Want to know why spending on public education has mushroomed?
Look no farther than the booming education industry that federal dollars have created through No Child Left Behind and Race to the Top. Hundreds of millions, if not billions, are siphoned away from schools to pay for consultants and services that have no track record but promise the moon. Private contractors will train your teachers, train your leaders, create teacher evaluation systems, sell you new technology, turn your school around with minimal or maximal pain, your choice.
As soon as Congress opens the door to the education industry, the industry returns the favor with lobbyists and campaign contributions.
Our tax dollars at work!!! Al the while, class sizes grow larger, the arts are eliminated, and basic needs go unmet because “we can’t afford it.”
Consider NCLB’s requirement that low-scoring students must receive tutoring. A sound idea, no? Unfortunately, it encouraged the creation of thousands of inexperienced, incompetent tutoring companies that recruited students by promising rewards to students or principals. The results: Nil.
Consider this story from the Texas Tribune, republished in the New York Times:
“Under the No Child Left Behind tutoring program, underperforming schools had to set aside a portion of the federal financing they received for economically disadvantaged students to get outside tutoring. In Texas, with minimal quality control at the state level, it resulted in millions of dollars in public money going to companies that at best showed little evidence of their services’ academic benefit, and at worst committed outright fraud.
“The program has been suspended in Texas, as the state secured a waiver from the federal law’s requirements last month. Education officials have said that, for now, there are no plans to continue the program at the state level.
“But as No Child Left Behind awaits Congressional reauthorization, the tutoring industry is energetically pushing federal policy makers to preserve public financing for tutoring, either in the updated law or other legislation — lobbying efforts expected to be duplicated at the state level in Texas, where over the years tutoring companies have cultivated powerful political ties.

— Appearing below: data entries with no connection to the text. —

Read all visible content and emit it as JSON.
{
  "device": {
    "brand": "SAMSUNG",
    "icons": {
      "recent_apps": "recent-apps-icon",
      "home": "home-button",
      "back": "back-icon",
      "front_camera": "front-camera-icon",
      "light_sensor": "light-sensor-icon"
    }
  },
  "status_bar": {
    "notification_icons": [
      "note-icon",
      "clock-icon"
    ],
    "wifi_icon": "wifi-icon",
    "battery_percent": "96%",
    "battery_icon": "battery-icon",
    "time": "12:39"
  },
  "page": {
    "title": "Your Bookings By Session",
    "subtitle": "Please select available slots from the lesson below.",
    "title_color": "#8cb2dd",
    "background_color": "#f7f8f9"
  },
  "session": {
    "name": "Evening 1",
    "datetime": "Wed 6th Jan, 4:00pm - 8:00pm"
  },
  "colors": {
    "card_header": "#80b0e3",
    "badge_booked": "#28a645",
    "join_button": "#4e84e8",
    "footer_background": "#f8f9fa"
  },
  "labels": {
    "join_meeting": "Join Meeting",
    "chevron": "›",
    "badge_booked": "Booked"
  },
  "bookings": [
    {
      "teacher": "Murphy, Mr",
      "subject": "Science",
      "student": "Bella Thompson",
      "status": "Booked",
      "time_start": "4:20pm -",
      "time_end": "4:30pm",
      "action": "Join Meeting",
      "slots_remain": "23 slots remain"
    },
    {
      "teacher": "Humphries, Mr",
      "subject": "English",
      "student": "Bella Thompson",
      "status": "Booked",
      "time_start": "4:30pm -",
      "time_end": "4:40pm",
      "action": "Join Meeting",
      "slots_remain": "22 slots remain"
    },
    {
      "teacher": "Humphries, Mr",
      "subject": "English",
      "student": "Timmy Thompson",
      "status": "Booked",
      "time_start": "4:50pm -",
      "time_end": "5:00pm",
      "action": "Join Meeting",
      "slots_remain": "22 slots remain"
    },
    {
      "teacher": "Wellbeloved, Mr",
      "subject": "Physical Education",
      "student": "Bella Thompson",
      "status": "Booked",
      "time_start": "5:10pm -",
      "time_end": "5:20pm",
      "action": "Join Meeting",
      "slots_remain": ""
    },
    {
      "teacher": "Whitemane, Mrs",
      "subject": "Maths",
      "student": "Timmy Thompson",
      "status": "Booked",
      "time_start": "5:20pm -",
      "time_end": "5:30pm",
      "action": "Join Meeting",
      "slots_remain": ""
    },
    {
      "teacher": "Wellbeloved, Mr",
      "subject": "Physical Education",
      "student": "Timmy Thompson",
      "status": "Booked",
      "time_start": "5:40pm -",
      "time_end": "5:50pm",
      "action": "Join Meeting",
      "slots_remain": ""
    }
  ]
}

“I have no doubt that the next legislative session, they will lobby for this way of spending dollars to be decided in Austin instead of the neighborhood school level, and I think that would be a real disservice,” said State Representative Mike Villarreal, a San Antonio Democrat who passed legislation during the 2013 session tightening regulations on the federal tutoring program.
“The law resulted in a booming industry that created an unprecedented role for commercial tutoring companies in public education. At the time, the program’s proponents said such private-sector involvement would fuel innovation in public schools while offering top-notch instruction to students who needed it.
“Instead, it flopped, bringing years of complaints from school districts, which detailed practices like the use of incentives like iPads to recruit students into programs as well as significant concerns about instructional methods and falsified invoices.”
But the lucrative tutoring industry will not let failure for kids get in the way of profit, no-sir-see!
Here is more:
“Texas has taken a “shortsighted, irresponsible approach,” Stephanie Monroe, a former assistant secretary for education in the United States Office for Civil Rights, wrote in a letter to the editor published in The Fort Worth Star-Telegram in response to The Texas Tribune’s series on the program.
“Without the tutoring program, Ms. Monroe said, the state’s poorest students will “no longer have access to the services they need to succeed and otherwise are unable to afford.”
“She said her organization acknowledges that stronger oversight of tutoring services is needed. But Ms. Monroe, who left her government post in 2009 to found a lobbying firm, added that “allowing states like Texas to arbitrarily eliminate them altogether due to a few bad actors is just reckless public policy.”
“Tutor Our Children, which describes itself as a group dedicated to preserving free tutoring for economically disadvantaged students, has spent almost $900,000 in federal lobbying expenses, including on contracts with Ms. Monroe, since it began in 2010. An additional $500,000 has gone to marketing, public relations and fund-raising costs, according to the organization’s tax filings.”
The lobbying was intense in the governor’s office and the legislature:
“In the last two years, the company has spent an estimated minimum of $240,000 on lobbying teams in Austin and Washington. The company’s founder, Charles Young, has given more than $140,000 in political contributions to state Republican lawmakers, including $20,000 to Lt. Gov. David Dewhurst and $26,000 to Mr. Perry.
“Mr. Young served on a 2013 Texas Education Agency committee that developed recommendations for the state’s school accountability system — a panel that also included Sandy Kress, a former Bush education adviser who has lobbied for Tutors With Computers. The company’s own advisory board has included Rod Paige, the former United States secretary of education and Houston Independent School District superintendent, who helped put No Child Left Behind into place.”
This is called “leaving no child behind,” or “students first,” that is, as long as there are federal dollars attached.